_AVAILABLE DATA_
┄┄┄┄┄┄┄┄┄┄┄┄┄┄┄┄┄┄┄┄

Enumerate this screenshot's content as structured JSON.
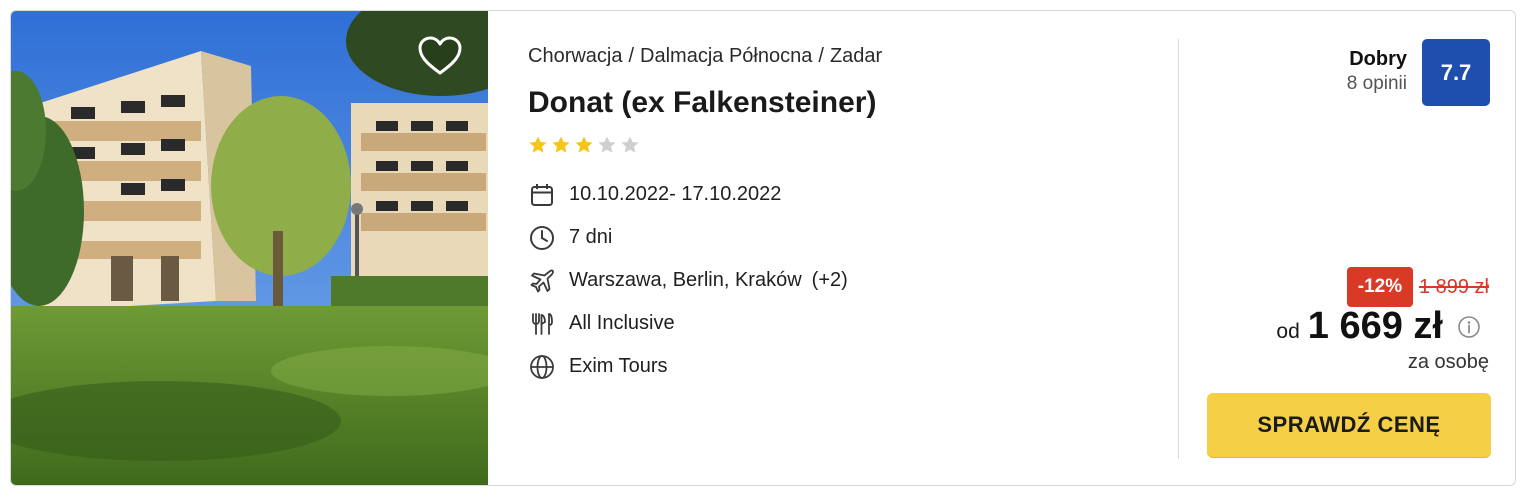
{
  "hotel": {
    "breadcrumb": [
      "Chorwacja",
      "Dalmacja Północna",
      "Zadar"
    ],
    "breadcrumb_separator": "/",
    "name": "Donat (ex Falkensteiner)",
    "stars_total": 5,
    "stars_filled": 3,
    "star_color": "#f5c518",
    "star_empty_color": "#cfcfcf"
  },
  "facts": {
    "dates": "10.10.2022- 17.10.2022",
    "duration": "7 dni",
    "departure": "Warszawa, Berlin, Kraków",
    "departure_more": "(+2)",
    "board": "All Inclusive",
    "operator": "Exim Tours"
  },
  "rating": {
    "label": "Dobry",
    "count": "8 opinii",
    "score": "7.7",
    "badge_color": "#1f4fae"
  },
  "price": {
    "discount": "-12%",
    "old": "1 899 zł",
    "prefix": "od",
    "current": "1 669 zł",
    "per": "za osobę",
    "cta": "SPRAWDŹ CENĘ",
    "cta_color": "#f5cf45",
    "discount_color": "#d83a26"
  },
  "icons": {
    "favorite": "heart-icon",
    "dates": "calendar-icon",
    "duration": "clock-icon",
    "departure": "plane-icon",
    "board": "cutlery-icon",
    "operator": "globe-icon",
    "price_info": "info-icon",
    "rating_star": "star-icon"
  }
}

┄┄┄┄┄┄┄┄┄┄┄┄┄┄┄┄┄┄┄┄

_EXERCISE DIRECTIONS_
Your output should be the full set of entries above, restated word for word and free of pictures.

_RESPONSE_
Enumerate this screenshot's content as structured JSON.
{
  "hotel": {
    "breadcrumb": [
      "Chorwacja",
      "Dalmacja Północna",
      "Zadar"
    ],
    "breadcrumb_separator": "/",
    "name": "Donat (ex Falkensteiner)",
    "stars_total": 5,
    "stars_filled": 3,
    "star_color": "#f5c518",
    "star_empty_color": "#cfcfcf"
  },
  "facts": {
    "dates": "10.10.2022- 17.10.2022",
    "duration": "7 dni",
    "departure": "Warszawa, Berlin, Kraków",
    "departure_more": "(+2)",
    "board": "All Inclusive",
    "operator": "Exim Tours"
  },
  "rating": {
    "label": "Dobry",
    "count": "8 opinii",
    "score": "7.7",
    "badge_color": "#1f4fae"
  },
  "price": {
    "discount": "-12%",
    "old": "1 899 zł",
    "prefix": "od",
    "current": "1 669 zł",
    "per": "za osobę",
    "cta": "SPRAWDŹ CENĘ",
    "cta_color": "#f5cf45",
    "discount_color": "#d83a26"
  },
  "icons": {
    "favorite": "heart-icon",
    "dates": "calendar-icon",
    "duration": "clock-icon",
    "departure": "plane-icon",
    "board": "cutlery-icon",
    "operator": "globe-icon",
    "price_info": "info-icon",
    "rating_star": "star-icon"
  }
}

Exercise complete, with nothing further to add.